Entries supplied -
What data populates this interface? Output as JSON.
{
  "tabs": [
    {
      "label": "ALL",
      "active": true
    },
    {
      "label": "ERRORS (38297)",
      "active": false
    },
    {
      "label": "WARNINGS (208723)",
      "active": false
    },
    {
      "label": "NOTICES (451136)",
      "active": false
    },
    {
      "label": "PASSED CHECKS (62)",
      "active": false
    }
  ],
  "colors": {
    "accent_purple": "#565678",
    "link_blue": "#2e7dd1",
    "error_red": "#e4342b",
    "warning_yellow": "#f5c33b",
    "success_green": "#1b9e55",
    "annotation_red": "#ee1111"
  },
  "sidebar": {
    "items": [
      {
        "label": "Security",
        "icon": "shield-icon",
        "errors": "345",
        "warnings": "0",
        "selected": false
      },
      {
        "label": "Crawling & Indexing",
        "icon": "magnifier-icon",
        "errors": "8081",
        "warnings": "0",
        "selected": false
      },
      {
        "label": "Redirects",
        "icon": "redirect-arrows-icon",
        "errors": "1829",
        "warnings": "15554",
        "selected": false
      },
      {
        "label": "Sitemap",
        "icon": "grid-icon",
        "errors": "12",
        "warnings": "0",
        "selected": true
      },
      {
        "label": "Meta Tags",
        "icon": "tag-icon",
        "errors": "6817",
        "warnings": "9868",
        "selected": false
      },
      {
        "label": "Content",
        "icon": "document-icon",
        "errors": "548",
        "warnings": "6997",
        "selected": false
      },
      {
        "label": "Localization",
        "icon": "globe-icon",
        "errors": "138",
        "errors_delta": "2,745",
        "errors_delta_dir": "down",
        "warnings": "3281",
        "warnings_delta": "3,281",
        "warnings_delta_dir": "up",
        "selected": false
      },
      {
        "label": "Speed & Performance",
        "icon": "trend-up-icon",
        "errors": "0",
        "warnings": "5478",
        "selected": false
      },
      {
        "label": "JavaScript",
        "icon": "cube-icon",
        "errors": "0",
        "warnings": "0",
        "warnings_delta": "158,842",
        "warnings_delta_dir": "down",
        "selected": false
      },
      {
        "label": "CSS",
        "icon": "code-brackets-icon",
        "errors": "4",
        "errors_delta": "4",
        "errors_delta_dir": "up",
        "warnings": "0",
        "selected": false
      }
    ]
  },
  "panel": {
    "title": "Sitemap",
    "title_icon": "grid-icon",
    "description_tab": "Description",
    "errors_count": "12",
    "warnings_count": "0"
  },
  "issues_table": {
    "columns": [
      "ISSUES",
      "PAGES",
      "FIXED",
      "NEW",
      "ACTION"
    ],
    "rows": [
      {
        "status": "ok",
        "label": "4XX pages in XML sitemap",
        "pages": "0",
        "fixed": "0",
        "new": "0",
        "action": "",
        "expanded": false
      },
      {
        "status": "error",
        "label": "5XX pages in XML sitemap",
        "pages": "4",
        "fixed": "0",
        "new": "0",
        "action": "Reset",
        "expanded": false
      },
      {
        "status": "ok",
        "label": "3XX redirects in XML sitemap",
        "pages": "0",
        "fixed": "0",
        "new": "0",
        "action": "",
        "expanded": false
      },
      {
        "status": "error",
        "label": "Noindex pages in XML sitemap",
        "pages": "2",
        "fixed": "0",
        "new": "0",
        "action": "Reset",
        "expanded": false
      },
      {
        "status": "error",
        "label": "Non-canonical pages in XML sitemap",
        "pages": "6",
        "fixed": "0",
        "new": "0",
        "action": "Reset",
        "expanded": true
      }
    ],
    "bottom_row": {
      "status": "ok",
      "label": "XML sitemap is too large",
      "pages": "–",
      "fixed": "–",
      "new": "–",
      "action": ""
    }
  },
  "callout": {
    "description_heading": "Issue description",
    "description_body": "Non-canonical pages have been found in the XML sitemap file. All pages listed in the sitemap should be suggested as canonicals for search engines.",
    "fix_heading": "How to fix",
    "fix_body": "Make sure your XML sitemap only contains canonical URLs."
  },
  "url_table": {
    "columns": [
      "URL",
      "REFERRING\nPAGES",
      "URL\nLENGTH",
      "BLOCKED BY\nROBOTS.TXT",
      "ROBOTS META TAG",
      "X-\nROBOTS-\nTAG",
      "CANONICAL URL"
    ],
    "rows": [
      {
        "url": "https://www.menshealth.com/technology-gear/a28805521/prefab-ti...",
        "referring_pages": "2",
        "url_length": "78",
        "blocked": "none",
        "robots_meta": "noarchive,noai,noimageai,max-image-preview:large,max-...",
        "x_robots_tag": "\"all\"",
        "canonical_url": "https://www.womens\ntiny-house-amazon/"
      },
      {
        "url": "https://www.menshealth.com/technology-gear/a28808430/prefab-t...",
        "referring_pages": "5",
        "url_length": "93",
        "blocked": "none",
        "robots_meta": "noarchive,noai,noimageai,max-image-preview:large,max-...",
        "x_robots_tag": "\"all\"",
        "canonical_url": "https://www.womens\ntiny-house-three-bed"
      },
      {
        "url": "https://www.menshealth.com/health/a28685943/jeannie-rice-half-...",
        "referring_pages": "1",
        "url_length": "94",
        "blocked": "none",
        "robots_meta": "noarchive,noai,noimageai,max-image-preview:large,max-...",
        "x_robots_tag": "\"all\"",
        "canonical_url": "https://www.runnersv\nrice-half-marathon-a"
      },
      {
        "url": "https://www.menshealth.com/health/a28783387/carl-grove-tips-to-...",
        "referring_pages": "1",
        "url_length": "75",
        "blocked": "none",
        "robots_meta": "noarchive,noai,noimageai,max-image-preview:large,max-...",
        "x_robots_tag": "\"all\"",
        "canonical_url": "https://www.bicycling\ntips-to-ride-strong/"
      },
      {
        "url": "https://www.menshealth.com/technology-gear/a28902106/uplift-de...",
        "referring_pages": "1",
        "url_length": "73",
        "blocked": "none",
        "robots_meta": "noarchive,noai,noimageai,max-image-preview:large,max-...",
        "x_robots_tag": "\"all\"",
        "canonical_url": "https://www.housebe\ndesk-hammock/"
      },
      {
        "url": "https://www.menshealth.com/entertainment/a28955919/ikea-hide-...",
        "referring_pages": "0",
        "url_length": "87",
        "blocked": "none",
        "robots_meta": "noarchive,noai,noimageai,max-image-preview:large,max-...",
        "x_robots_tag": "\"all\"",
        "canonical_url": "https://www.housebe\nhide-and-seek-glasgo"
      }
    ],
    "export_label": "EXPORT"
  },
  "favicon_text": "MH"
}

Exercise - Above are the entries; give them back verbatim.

Expected answer -
What data populates this interface? Output as JSON.
{
  "tabs": [
    {
      "label": "ALL",
      "active": true
    },
    {
      "label": "ERRORS (38297)",
      "active": false
    },
    {
      "label": "WARNINGS (208723)",
      "active": false
    },
    {
      "label": "NOTICES (451136)",
      "active": false
    },
    {
      "label": "PASSED CHECKS (62)",
      "active": false
    }
  ],
  "colors": {
    "accent_purple": "#565678",
    "link_blue": "#2e7dd1",
    "error_red": "#e4342b",
    "warning_yellow": "#f5c33b",
    "success_green": "#1b9e55",
    "annotation_red": "#ee1111"
  },
  "sidebar": {
    "items": [
      {
        "label": "Security",
        "icon": "shield-icon",
        "errors": "345",
        "warnings": "0",
        "selected": false
      },
      {
        "label": "Crawling & Indexing",
        "icon": "magnifier-icon",
        "errors": "8081",
        "warnings": "0",
        "selected": false
      },
      {
        "label": "Redirects",
        "icon": "redirect-arrows-icon",
        "errors": "1829",
        "warnings": "15554",
        "selected": false
      },
      {
        "label": "Sitemap",
        "icon": "grid-icon",
        "errors": "12",
        "warnings": "0",
        "selected": true
      },
      {
        "label": "Meta Tags",
        "icon": "tag-icon",
        "errors": "6817",
        "warnings": "9868",
        "selected": false
      },
      {
        "label": "Content",
        "icon": "document-icon",
        "errors": "548",
        "warnings": "6997",
        "selected": false
      },
      {
        "label": "Localization",
        "icon": "globe-icon",
        "errors": "138",
        "errors_delta": "2,745",
        "errors_delta_dir": "down",
        "warnings": "3281",
        "warnings_delta": "3,281",
        "warnings_delta_dir": "up",
        "selected": false
      },
      {
        "label": "Speed & Performance",
        "icon": "trend-up-icon",
        "errors": "0",
        "warnings": "5478",
        "selected": false
      },
      {
        "label": "JavaScript",
        "icon": "cube-icon",
        "errors": "0",
        "warnings": "0",
        "warnings_delta": "158,842",
        "warnings_delta_dir": "down",
        "selected": false
      },
      {
        "label": "CSS",
        "icon": "code-brackets-icon",
        "errors": "4",
        "errors_delta": "4",
        "errors_delta_dir": "up",
        "warnings": "0",
        "selected": false
      }
    ]
  },
  "panel": {
    "title": "Sitemap",
    "title_icon": "grid-icon",
    "description_tab": "Description",
    "errors_count": "12",
    "warnings_count": "0"
  },
  "issues_table": {
    "columns": [
      "ISSUES",
      "PAGES",
      "FIXED",
      "NEW",
      "ACTION"
    ],
    "rows": [
      {
        "status": "ok",
        "label": "4XX pages in XML sitemap",
        "pages": "0",
        "fixed": "0",
        "new": "0",
        "action": "",
        "expanded": false
      },
      {
        "status": "error",
        "label": "5XX pages in XML sitemap",
        "pages": "4",
        "fixed": "0",
        "new": "0",
        "action": "Reset",
        "expanded": false
      },
      {
        "status": "ok",
        "label": "3XX redirects in XML sitemap",
        "pages": "0",
        "fixed": "0",
        "new": "0",
        "action": "",
        "expanded": false
      },
      {
        "status": "error",
        "label": "Noindex pages in XML sitemap",
        "pages": "2",
        "fixed": "0",
        "new": "0",
        "action": "Reset",
        "expanded": false
      },
      {
        "status": "error",
        "label": "Non-canonical pages in XML sitemap",
        "pages": "6",
        "fixed": "0",
        "new": "0",
        "action": "Reset",
        "expanded": true
      }
    ],
    "bottom_row": {
      "status": "ok",
      "label": "XML sitemap is too large",
      "pages": "–",
      "fixed": "–",
      "new": "–",
      "action": ""
    }
  },
  "callout": {
    "description_heading": "Issue description",
    "description_body": "Non-canonical pages have been found in the XML sitemap file. All pages listed in the sitemap should be suggested as canonicals for search engines.",
    "fix_heading": "How to fix",
    "fix_body": "Make sure your XML sitemap only contains canonical URLs."
  },
  "url_table": {
    "columns": [
      "URL",
      "REFERRING\nPAGES",
      "URL\nLENGTH",
      "BLOCKED BY\nROBOTS.TXT",
      "ROBOTS META TAG",
      "X-\nROBOTS-\nTAG",
      "CANONICAL URL"
    ],
    "rows": [
      {
        "url": "https://www.menshealth.com/technology-gear/a28805521/prefab-ti...",
        "referring_pages": "2",
        "url_length": "78",
        "blocked": "none",
        "robots_meta": "noarchive,noai,noimageai,max-image-preview:large,max-...",
        "x_robots_tag": "\"all\"",
        "canonical_url": "https://www.womens\ntiny-house-amazon/"
      },
      {
        "url": "https://www.menshealth.com/technology-gear/a28808430/prefab-t...",
        "referring_pages": "5",
        "url_length": "93",
        "blocked": "none",
        "robots_meta": "noarchive,noai,noimageai,max-image-preview:large,max-...",
        "x_robots_tag": "\"all\"",
        "canonical_url": "https://www.womens\ntiny-house-three-bed"
      },
      {
        "url": "https://www.menshealth.com/health/a28685943/jeannie-rice-half-...",
        "referring_pages": "1",
        "url_length": "94",
        "blocked": "none",
        "robots_meta": "noarchive,noai,noimageai,max-image-preview:large,max-...",
        "x_robots_tag": "\"all\"",
        "canonical_url": "https://www.runnersv\nrice-half-marathon-a"
      },
      {
        "url": "https://www.menshealth.com/health/a28783387/carl-grove-tips-to-...",
        "referring_pages": "1",
        "url_length": "75",
        "blocked": "none",
        "robots_meta": "noarchive,noai,noimageai,max-image-preview:large,max-...",
        "x_robots_tag": "\"all\"",
        "canonical_url": "https://www.bicycling\ntips-to-ride-strong/"
      },
      {
        "url": "https://www.menshealth.com/technology-gear/a28902106/uplift-de...",
        "referring_pages": "1",
        "url_length": "73",
        "blocked": "none",
        "robots_meta": "noarchive,noai,noimageai,max-image-preview:large,max-...",
        "x_robots_tag": "\"all\"",
        "canonical_url": "https://www.housebe\ndesk-hammock/"
      },
      {
        "url": "https://www.menshealth.com/entertainment/a28955919/ikea-hide-...",
        "referring_pages": "0",
        "url_length": "87",
        "blocked": "none",
        "robots_meta": "noarchive,noai,noimageai,max-image-preview:large,max-...",
        "x_robots_tag": "\"all\"",
        "canonical_url": "https://www.housebe\nhide-and-seek-glasgo"
      }
    ],
    "export_label": "EXPORT"
  },
  "favicon_text": "MH"
}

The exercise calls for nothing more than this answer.